◆ Prompt
Quote every line of the material beneath this one.

◆ Source material

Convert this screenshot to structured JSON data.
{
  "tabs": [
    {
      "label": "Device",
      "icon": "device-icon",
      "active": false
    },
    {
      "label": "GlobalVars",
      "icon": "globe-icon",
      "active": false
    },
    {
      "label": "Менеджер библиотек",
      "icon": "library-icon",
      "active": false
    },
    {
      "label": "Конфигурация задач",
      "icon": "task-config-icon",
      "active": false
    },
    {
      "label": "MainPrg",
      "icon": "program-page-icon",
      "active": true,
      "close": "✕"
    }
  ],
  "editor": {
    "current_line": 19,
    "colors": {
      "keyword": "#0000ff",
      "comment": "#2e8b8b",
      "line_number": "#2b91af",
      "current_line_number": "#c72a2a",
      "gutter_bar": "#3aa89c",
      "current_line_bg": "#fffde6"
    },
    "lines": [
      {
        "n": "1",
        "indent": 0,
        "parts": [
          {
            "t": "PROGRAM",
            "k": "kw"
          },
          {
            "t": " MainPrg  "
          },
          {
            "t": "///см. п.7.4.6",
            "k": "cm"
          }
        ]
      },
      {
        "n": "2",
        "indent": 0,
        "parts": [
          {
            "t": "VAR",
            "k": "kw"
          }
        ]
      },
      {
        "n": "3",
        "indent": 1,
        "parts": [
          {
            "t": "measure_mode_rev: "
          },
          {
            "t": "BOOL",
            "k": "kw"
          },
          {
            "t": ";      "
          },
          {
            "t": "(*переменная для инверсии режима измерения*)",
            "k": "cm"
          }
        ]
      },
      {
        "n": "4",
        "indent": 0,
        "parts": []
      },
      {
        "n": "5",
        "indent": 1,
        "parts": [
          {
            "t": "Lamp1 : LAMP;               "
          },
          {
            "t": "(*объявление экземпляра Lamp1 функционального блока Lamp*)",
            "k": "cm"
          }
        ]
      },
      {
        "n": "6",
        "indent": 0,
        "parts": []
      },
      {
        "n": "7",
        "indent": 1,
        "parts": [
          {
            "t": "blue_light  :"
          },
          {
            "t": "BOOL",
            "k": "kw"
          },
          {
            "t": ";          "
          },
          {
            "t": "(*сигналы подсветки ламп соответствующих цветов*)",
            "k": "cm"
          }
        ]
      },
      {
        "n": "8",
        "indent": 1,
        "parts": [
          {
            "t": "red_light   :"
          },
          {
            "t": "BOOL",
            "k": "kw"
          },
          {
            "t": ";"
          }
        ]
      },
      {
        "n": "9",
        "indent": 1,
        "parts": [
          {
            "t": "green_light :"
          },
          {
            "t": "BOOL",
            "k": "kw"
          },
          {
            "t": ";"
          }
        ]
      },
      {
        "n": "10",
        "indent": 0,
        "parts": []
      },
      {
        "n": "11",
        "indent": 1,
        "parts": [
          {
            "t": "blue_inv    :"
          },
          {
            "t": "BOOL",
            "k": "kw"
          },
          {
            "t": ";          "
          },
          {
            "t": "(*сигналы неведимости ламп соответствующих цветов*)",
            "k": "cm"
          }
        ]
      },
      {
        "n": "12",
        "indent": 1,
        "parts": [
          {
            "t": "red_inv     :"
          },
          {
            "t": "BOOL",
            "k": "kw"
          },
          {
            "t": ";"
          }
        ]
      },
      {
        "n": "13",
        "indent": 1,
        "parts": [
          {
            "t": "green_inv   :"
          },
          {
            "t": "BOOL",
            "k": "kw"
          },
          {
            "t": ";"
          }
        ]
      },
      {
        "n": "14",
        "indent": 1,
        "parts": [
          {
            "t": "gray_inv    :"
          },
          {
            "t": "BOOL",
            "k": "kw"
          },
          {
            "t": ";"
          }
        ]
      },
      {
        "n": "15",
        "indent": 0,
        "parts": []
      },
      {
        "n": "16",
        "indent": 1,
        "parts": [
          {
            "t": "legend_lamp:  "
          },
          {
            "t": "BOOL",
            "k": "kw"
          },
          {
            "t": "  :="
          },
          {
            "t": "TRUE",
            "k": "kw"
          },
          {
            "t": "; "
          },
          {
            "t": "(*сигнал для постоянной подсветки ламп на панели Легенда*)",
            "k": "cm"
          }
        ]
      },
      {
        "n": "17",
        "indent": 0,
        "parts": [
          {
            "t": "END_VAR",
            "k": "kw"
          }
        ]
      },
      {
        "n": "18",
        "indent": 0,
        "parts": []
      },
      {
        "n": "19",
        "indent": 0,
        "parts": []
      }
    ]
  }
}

◆ Exercise solution
Convert this screenshot to structured JSON data.
{
  "tabs": [
    {
      "label": "Device",
      "icon": "device-icon",
      "active": false
    },
    {
      "label": "GlobalVars",
      "icon": "globe-icon",
      "active": false
    },
    {
      "label": "Менеджер библиотек",
      "icon": "library-icon",
      "active": false
    },
    {
      "label": "Конфигурация задач",
      "icon": "task-config-icon",
      "active": false
    },
    {
      "label": "MainPrg",
      "icon": "program-page-icon",
      "active": true,
      "close": "✕"
    }
  ],
  "editor": {
    "current_line": 19,
    "colors": {
      "keyword": "#0000ff",
      "comment": "#2e8b8b",
      "line_number": "#2b91af",
      "current_line_number": "#c72a2a",
      "gutter_bar": "#3aa89c",
      "current_line_bg": "#fffde6"
    },
    "lines": [
      {
        "n": "1",
        "indent": 0,
        "parts": [
          {
            "t": "PROGRAM",
            "k": "kw"
          },
          {
            "t": " MainPrg  "
          },
          {
            "t": "///см. п.7.4.6",
            "k": "cm"
          }
        ]
      },
      {
        "n": "2",
        "indent": 0,
        "parts": [
          {
            "t": "VAR",
            "k": "kw"
          }
        ]
      },
      {
        "n": "3",
        "indent": 1,
        "parts": [
          {
            "t": "measure_mode_rev: "
          },
          {
            "t": "BOOL",
            "k": "kw"
          },
          {
            "t": ";      "
          },
          {
            "t": "(*переменная для инверсии режима измерения*)",
            "k": "cm"
          }
        ]
      },
      {
        "n": "4",
        "indent": 0,
        "parts": []
      },
      {
        "n": "5",
        "indent": 1,
        "parts": [
          {
            "t": "Lamp1 : LAMP;               "
          },
          {
            "t": "(*объявление экземпляра Lamp1 функционального блока Lamp*)",
            "k": "cm"
          }
        ]
      },
      {
        "n": "6",
        "indent": 0,
        "parts": []
      },
      {
        "n": "7",
        "indent": 1,
        "parts": [
          {
            "t": "blue_light  :"
          },
          {
            "t": "BOOL",
            "k": "kw"
          },
          {
            "t": ";          "
          },
          {
            "t": "(*сигналы подсветки ламп соответствующих цветов*)",
            "k": "cm"
          }
        ]
      },
      {
        "n": "8",
        "indent": 1,
        "parts": [
          {
            "t": "red_light   :"
          },
          {
            "t": "BOOL",
            "k": "kw"
          },
          {
            "t": ";"
          }
        ]
      },
      {
        "n": "9",
        "indent": 1,
        "parts": [
          {
            "t": "green_light :"
          },
          {
            "t": "BOOL",
            "k": "kw"
          },
          {
            "t": ";"
          }
        ]
      },
      {
        "n": "10",
        "indent": 0,
        "parts": []
      },
      {
        "n": "11",
        "indent": 1,
        "parts": [
          {
            "t": "blue_inv    :"
          },
          {
            "t": "BOOL",
            "k": "kw"
          },
          {
            "t": ";          "
          },
          {
            "t": "(*сигналы неведимости ламп соответствующих цветов*)",
            "k": "cm"
          }
        ]
      },
      {
        "n": "12",
        "indent": 1,
        "parts": [
          {
            "t": "red_inv     :"
          },
          {
            "t": "BOOL",
            "k": "kw"
          },
          {
            "t": ";"
          }
        ]
      },
      {
        "n": "13",
        "indent": 1,
        "parts": [
          {
            "t": "green_inv   :"
          },
          {
            "t": "BOOL",
            "k": "kw"
          },
          {
            "t": ";"
          }
        ]
      },
      {
        "n": "14",
        "indent": 1,
        "parts": [
          {
            "t": "gray_inv    :"
          },
          {
            "t": "BOOL",
            "k": "kw"
          },
          {
            "t": ";"
          }
        ]
      },
      {
        "n": "15",
        "indent": 0,
        "parts": []
      },
      {
        "n": "16",
        "indent": 1,
        "parts": [
          {
            "t": "legend_lamp:  "
          },
          {
            "t": "BOOL",
            "k": "kw"
          },
          {
            "t": "  :="
          },
          {
            "t": "TRUE",
            "k": "kw"
          },
          {
            "t": "; "
          },
          {
            "t": "(*сигнал для постоянной подсветки ламп на панели Легенда*)",
            "k": "cm"
          }
        ]
      },
      {
        "n": "17",
        "indent": 0,
        "parts": [
          {
            "t": "END_VAR",
            "k": "kw"
          }
        ]
      },
      {
        "n": "18",
        "indent": 0,
        "parts": []
      },
      {
        "n": "19",
        "indent": 0,
        "parts": []
      }
    ]
  }
}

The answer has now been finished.